▶ [App and web page records]
• • •

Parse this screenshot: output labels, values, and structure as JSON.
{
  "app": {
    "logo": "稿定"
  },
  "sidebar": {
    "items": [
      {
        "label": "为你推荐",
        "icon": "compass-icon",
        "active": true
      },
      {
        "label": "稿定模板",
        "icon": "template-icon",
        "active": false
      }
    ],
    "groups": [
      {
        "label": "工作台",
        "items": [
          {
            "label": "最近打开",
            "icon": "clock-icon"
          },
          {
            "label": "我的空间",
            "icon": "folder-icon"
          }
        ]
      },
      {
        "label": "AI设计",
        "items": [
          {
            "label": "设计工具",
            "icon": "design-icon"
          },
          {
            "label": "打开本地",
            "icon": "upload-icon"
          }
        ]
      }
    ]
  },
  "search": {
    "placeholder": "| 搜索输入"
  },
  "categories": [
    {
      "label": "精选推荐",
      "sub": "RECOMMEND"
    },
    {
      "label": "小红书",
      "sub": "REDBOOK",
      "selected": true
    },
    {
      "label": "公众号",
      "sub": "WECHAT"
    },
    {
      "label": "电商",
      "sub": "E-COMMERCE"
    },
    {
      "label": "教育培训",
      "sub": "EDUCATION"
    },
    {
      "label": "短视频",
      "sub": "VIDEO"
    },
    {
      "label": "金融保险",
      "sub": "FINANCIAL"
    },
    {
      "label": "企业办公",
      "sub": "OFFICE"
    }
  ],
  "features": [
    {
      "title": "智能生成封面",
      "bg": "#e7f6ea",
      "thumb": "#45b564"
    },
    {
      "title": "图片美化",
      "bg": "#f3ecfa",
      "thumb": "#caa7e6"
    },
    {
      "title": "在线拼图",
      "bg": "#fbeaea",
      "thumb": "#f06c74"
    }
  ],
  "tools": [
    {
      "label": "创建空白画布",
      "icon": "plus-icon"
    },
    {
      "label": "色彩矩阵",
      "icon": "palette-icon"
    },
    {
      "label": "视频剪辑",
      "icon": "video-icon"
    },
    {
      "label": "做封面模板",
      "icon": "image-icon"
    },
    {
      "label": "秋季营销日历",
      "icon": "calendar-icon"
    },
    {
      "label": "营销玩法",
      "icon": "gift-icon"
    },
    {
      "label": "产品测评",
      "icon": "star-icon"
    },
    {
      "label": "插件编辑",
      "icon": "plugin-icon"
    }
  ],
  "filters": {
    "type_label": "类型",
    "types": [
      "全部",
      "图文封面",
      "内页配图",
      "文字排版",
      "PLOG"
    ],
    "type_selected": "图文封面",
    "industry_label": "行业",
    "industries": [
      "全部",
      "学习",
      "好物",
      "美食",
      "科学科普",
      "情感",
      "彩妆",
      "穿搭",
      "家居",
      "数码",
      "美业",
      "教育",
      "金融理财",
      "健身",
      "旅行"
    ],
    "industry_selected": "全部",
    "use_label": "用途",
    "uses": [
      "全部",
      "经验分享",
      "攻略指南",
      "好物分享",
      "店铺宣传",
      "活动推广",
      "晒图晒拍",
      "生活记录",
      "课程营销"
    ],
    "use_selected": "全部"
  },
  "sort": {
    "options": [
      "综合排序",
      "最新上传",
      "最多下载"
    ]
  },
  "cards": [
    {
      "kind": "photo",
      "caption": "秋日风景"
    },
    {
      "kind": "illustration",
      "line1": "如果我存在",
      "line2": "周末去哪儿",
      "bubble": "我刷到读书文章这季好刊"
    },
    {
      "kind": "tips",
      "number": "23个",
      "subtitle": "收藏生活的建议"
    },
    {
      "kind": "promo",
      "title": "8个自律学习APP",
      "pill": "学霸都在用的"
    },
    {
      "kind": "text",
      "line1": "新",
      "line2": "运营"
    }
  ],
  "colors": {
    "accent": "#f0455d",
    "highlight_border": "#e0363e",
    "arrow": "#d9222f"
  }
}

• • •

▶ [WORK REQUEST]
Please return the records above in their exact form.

▶ [TASK ANSWER]
Parse this screenshot: output labels, values, and structure as JSON.
{
  "app": {
    "logo": "稿定"
  },
  "sidebar": {
    "items": [
      {
        "label": "为你推荐",
        "icon": "compass-icon",
        "active": true
      },
      {
        "label": "稿定模板",
        "icon": "template-icon",
        "active": false
      }
    ],
    "groups": [
      {
        "label": "工作台",
        "items": [
          {
            "label": "最近打开",
            "icon": "clock-icon"
          },
          {
            "label": "我的空间",
            "icon": "folder-icon"
          }
        ]
      },
      {
        "label": "AI设计",
        "items": [
          {
            "label": "设计工具",
            "icon": "design-icon"
          },
          {
            "label": "打开本地",
            "icon": "upload-icon"
          }
        ]
      }
    ]
  },
  "search": {
    "placeholder": "| 搜索输入"
  },
  "categories": [
    {
      "label": "精选推荐",
      "sub": "RECOMMEND"
    },
    {
      "label": "小红书",
      "sub": "REDBOOK",
      "selected": true
    },
    {
      "label": "公众号",
      "sub": "WECHAT"
    },
    {
      "label": "电商",
      "sub": "E-COMMERCE"
    },
    {
      "label": "教育培训",
      "sub": "EDUCATION"
    },
    {
      "label": "短视频",
      "sub": "VIDEO"
    },
    {
      "label": "金融保险",
      "sub": "FINANCIAL"
    },
    {
      "label": "企业办公",
      "sub": "OFFICE"
    }
  ],
  "features": [
    {
      "title": "智能生成封面",
      "bg": "#e7f6ea",
      "thumb": "#45b564"
    },
    {
      "title": "图片美化",
      "bg": "#f3ecfa",
      "thumb": "#caa7e6"
    },
    {
      "title": "在线拼图",
      "bg": "#fbeaea",
      "thumb": "#f06c74"
    }
  ],
  "tools": [
    {
      "label": "创建空白画布",
      "icon": "plus-icon"
    },
    {
      "label": "色彩矩阵",
      "icon": "palette-icon"
    },
    {
      "label": "视频剪辑",
      "icon": "video-icon"
    },
    {
      "label": "做封面模板",
      "icon": "image-icon"
    },
    {
      "label": "秋季营销日历",
      "icon": "calendar-icon"
    },
    {
      "label": "营销玩法",
      "icon": "gift-icon"
    },
    {
      "label": "产品测评",
      "icon": "star-icon"
    },
    {
      "label": "插件编辑",
      "icon": "plugin-icon"
    }
  ],
  "filters": {
    "type_label": "类型",
    "types": [
      "全部",
      "图文封面",
      "内页配图",
      "文字排版",
      "PLOG"
    ],
    "type_selected": "图文封面",
    "industry_label": "行业",
    "industries": [
      "全部",
      "学习",
      "好物",
      "美食",
      "科学科普",
      "情感",
      "彩妆",
      "穿搭",
      "家居",
      "数码",
      "美业",
      "教育",
      "金融理财",
      "健身",
      "旅行"
    ],
    "industry_selected": "全部",
    "use_label": "用途",
    "uses": [
      "全部",
      "经验分享",
      "攻略指南",
      "好物分享",
      "店铺宣传",
      "活动推广",
      "晒图晒拍",
      "生活记录",
      "课程营销"
    ],
    "use_selected": "全部"
  },
  "sort": {
    "options": [
      "综合排序",
      "最新上传",
      "最多下载"
    ]
  },
  "cards": [
    {
      "kind": "photo",
      "caption": "秋日风景"
    },
    {
      "kind": "illustration",
      "line1": "如果我存在",
      "line2": "周末去哪儿",
      "bubble": "我刷到读书文章这季好刊"
    },
    {
      "kind": "tips",
      "number": "23个",
      "subtitle": "收藏生活的建议"
    },
    {
      "kind": "promo",
      "title": "8个自律学习APP",
      "pill": "学霸都在用的"
    },
    {
      "kind": "text",
      "line1": "新",
      "line2": "运营"
    }
  ],
  "colors": {
    "accent": "#f0455d",
    "highlight_border": "#e0363e",
    "arrow": "#d9222f"
  }
}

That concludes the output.